TASK GOAL:
Return each line of the records holding the string "time".

----------

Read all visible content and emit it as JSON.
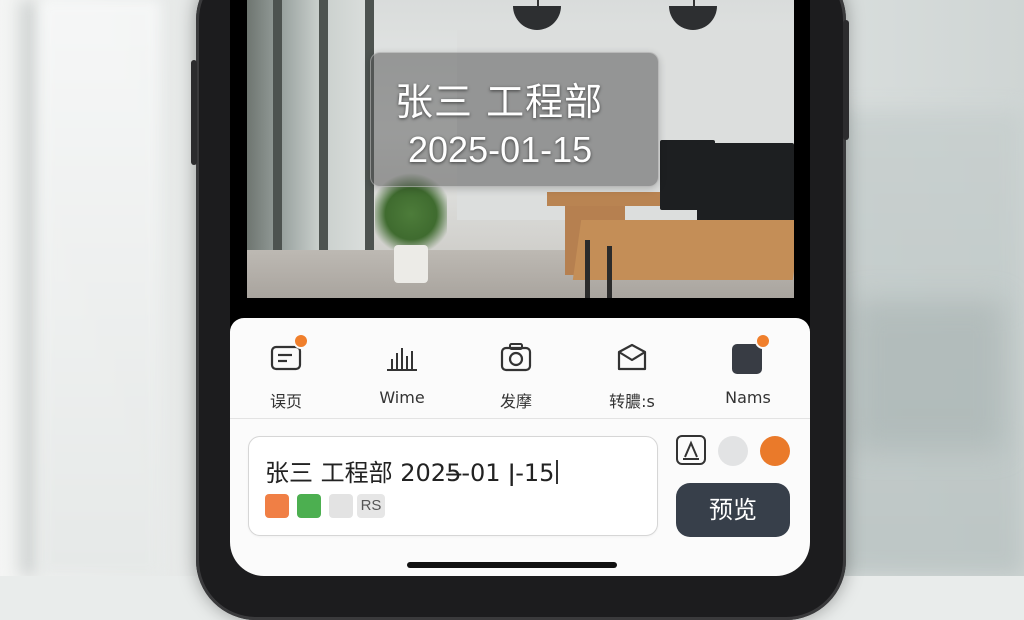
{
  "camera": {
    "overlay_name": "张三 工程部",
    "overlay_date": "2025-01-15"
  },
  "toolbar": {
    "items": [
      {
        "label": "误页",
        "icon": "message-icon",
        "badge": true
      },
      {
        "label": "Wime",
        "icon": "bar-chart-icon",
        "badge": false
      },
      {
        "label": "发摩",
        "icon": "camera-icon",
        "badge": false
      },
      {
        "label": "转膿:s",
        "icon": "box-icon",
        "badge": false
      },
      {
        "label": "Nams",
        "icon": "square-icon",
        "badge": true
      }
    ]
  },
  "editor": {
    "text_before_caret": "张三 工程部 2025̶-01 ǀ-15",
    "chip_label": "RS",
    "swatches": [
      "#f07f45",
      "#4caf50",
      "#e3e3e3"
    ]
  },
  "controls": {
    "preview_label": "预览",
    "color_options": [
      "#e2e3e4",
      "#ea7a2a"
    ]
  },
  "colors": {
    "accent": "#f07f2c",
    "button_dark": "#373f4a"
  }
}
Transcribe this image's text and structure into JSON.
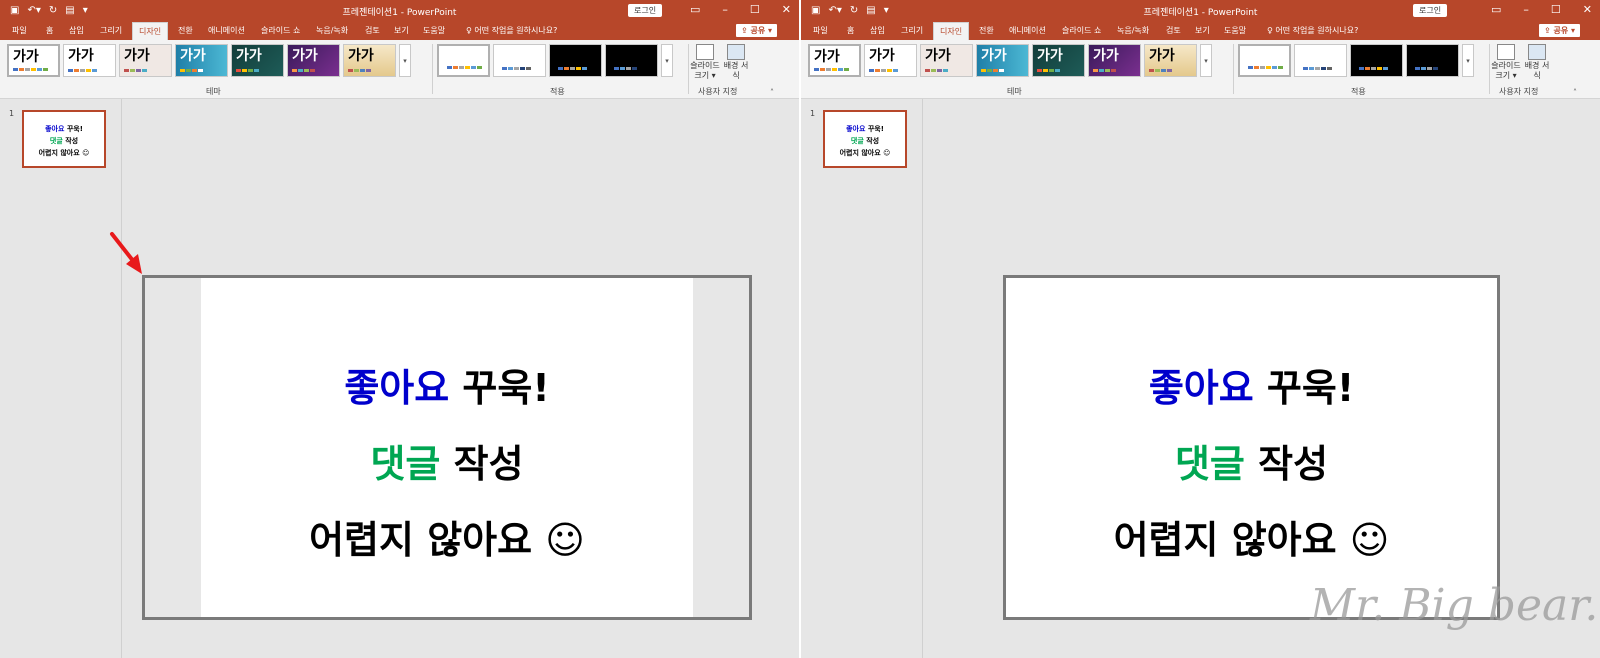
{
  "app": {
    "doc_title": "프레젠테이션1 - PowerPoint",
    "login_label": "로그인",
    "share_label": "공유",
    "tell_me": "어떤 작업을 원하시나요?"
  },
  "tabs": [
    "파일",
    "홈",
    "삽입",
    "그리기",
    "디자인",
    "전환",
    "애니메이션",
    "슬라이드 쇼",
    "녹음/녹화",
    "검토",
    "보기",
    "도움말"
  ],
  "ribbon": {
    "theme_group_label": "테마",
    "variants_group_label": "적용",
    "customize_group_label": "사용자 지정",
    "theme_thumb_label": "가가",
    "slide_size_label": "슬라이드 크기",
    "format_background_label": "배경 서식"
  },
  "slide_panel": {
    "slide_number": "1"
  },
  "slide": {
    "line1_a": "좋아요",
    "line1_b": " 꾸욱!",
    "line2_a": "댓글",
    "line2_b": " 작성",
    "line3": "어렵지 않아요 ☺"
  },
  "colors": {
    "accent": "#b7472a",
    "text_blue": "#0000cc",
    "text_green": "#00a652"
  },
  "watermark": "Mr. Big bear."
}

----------

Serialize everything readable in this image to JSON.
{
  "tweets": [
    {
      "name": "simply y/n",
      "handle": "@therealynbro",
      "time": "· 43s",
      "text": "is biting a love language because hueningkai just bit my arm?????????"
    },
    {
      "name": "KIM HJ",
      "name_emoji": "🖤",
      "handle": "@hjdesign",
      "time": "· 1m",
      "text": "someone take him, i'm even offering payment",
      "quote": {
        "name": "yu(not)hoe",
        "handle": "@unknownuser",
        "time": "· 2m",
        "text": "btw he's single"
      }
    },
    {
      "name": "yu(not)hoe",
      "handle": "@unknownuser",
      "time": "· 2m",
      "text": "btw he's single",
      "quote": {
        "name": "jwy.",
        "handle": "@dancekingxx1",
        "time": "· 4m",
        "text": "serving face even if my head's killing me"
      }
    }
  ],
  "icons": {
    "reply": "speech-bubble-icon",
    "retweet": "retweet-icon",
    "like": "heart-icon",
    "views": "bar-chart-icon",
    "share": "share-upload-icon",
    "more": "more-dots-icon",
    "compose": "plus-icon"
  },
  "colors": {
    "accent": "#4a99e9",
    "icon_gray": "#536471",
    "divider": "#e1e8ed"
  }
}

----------

FINAL ANSWER:
      "time": "· 43s",
      "time": "· 1m",
        "time": "· 2m",
      "time": "· 2m",
        "time": "· 4m",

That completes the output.